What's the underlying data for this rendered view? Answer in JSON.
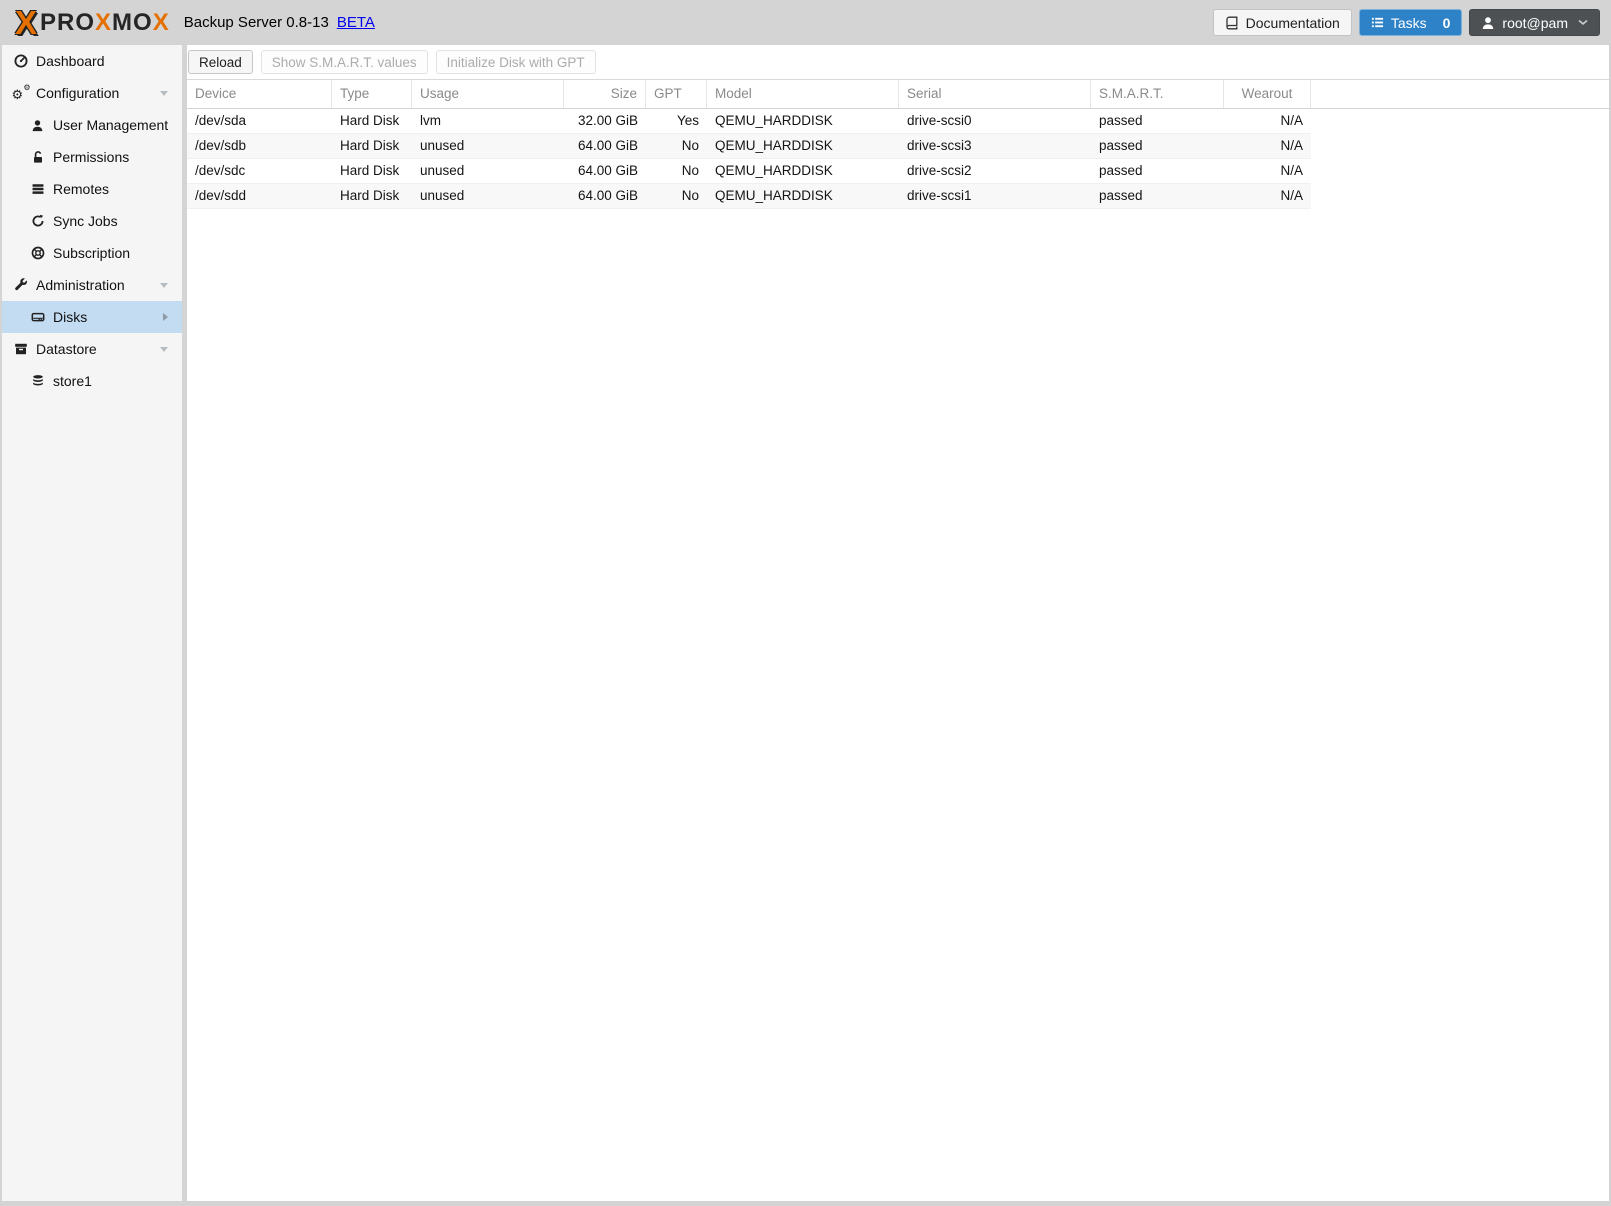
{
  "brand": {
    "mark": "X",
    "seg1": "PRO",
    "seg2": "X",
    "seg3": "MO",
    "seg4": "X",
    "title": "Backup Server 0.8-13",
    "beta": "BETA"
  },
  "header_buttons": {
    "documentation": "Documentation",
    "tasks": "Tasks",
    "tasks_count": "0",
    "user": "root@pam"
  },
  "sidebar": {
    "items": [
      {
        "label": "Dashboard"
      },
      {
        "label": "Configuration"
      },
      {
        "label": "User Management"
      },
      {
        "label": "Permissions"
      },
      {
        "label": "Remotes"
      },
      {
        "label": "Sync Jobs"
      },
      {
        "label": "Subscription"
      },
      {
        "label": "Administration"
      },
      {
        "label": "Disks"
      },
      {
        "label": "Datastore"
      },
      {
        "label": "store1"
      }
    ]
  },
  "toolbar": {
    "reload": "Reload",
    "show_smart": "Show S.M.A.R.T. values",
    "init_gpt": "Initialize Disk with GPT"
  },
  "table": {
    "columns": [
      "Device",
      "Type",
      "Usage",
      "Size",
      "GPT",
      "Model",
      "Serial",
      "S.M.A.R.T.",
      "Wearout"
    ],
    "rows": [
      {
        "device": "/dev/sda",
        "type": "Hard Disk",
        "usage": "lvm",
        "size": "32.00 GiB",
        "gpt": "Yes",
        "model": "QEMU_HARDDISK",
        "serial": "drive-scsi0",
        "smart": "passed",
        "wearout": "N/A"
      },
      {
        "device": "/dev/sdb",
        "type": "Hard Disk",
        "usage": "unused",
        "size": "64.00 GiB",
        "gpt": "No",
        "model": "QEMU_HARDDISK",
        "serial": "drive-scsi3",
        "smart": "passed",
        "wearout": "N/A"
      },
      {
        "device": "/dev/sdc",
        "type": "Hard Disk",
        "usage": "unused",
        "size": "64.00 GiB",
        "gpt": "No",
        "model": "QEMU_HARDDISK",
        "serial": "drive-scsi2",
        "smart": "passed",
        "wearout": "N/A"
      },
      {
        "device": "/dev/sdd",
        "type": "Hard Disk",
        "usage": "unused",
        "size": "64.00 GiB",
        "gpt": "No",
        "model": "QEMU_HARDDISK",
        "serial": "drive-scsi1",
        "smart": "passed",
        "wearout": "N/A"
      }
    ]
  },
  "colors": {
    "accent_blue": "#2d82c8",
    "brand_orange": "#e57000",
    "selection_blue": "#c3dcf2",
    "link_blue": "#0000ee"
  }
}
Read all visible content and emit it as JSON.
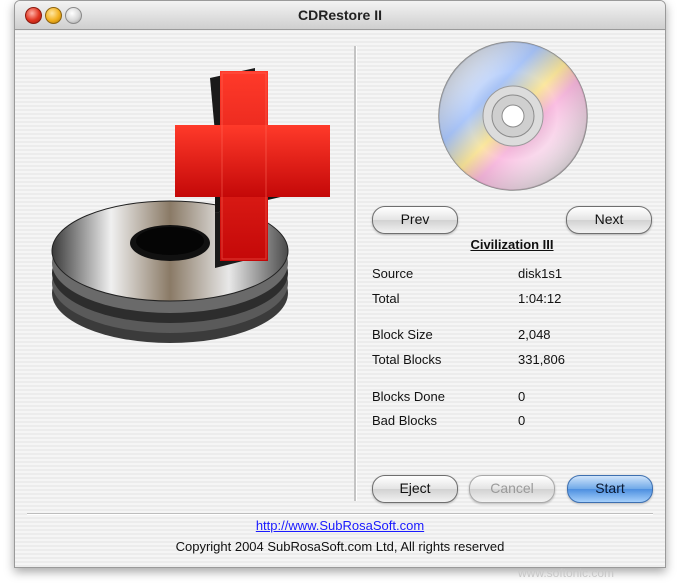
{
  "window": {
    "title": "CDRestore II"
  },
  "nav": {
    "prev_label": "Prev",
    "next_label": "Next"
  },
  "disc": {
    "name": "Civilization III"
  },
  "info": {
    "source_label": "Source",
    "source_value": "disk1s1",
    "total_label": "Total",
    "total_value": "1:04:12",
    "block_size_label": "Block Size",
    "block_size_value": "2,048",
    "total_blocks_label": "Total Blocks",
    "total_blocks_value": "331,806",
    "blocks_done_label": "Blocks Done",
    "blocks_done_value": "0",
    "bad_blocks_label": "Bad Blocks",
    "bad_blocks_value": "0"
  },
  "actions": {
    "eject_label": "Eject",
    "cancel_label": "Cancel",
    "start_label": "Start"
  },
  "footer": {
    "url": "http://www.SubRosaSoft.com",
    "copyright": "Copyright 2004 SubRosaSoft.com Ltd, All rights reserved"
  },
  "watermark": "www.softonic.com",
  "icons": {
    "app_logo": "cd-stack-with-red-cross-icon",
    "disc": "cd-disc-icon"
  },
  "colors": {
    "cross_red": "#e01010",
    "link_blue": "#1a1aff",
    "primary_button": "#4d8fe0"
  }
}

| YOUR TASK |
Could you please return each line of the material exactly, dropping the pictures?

| SOLUTION FOR THIS EXERCISE |
What's the underlying data for this rendered view? Answer in JSON.
{
  "brand": {
    "mark": "X",
    "seg1": "PRO",
    "seg2": "X",
    "seg3": "MO",
    "seg4": "X",
    "title": "Backup Server 0.8-13",
    "beta": "BETA"
  },
  "header_buttons": {
    "documentation": "Documentation",
    "tasks": "Tasks",
    "tasks_count": "0",
    "user": "root@pam"
  },
  "sidebar": {
    "items": [
      {
        "label": "Dashboard"
      },
      {
        "label": "Configuration"
      },
      {
        "label": "User Management"
      },
      {
        "label": "Permissions"
      },
      {
        "label": "Remotes"
      },
      {
        "label": "Sync Jobs"
      },
      {
        "label": "Subscription"
      },
      {
        "label": "Administration"
      },
      {
        "label": "Disks"
      },
      {
        "label": "Datastore"
      },
      {
        "label": "store1"
      }
    ]
  },
  "toolbar": {
    "reload": "Reload",
    "show_smart": "Show S.M.A.R.T. values",
    "init_gpt": "Initialize Disk with GPT"
  },
  "table": {
    "columns": [
      "Device",
      "Type",
      "Usage",
      "Size",
      "GPT",
      "Model",
      "Serial",
      "S.M.A.R.T.",
      "Wearout"
    ],
    "rows": [
      {
        "device": "/dev/sda",
        "type": "Hard Disk",
        "usage": "lvm",
        "size": "32.00 GiB",
        "gpt": "Yes",
        "model": "QEMU_HARDDISK",
        "serial": "drive-scsi0",
        "smart": "passed",
        "wearout": "N/A"
      },
      {
        "device": "/dev/sdb",
        "type": "Hard Disk",
        "usage": "unused",
        "size": "64.00 GiB",
        "gpt": "No",
        "model": "QEMU_HARDDISK",
        "serial": "drive-scsi3",
        "smart": "passed",
        "wearout": "N/A"
      },
      {
        "device": "/dev/sdc",
        "type": "Hard Disk",
        "usage": "unused",
        "size": "64.00 GiB",
        "gpt": "No",
        "model": "QEMU_HARDDISK",
        "serial": "drive-scsi2",
        "smart": "passed",
        "wearout": "N/A"
      },
      {
        "device": "/dev/sdd",
        "type": "Hard Disk",
        "usage": "unused",
        "size": "64.00 GiB",
        "gpt": "No",
        "model": "QEMU_HARDDISK",
        "serial": "drive-scsi1",
        "smart": "passed",
        "wearout": "N/A"
      }
    ]
  },
  "colors": {
    "accent_blue": "#2d82c8",
    "brand_orange": "#e57000",
    "selection_blue": "#c3dcf2",
    "link_blue": "#0000ee"
  }
}
Read all visible content and emit it as JSON.
{
  "window": {
    "title": "CDRestore II"
  },
  "nav": {
    "prev_label": "Prev",
    "next_label": "Next"
  },
  "disc": {
    "name": "Civilization III"
  },
  "info": {
    "source_label": "Source",
    "source_value": "disk1s1",
    "total_label": "Total",
    "total_value": "1:04:12",
    "block_size_label": "Block Size",
    "block_size_value": "2,048",
    "total_blocks_label": "Total Blocks",
    "total_blocks_value": "331,806",
    "blocks_done_label": "Blocks Done",
    "blocks_done_value": "0",
    "bad_blocks_label": "Bad Blocks",
    "bad_blocks_value": "0"
  },
  "actions": {
    "eject_label": "Eject",
    "cancel_label": "Cancel",
    "start_label": "Start"
  },
  "footer": {
    "url": "http://www.SubRosaSoft.com",
    "copyright": "Copyright 2004 SubRosaSoft.com Ltd, All rights reserved"
  },
  "watermark": "www.softonic.com",
  "icons": {
    "app_logo": "cd-stack-with-red-cross-icon",
    "disc": "cd-disc-icon"
  },
  "colors": {
    "cross_red": "#e01010",
    "link_blue": "#1a1aff",
    "primary_button": "#4d8fe0"
  }
}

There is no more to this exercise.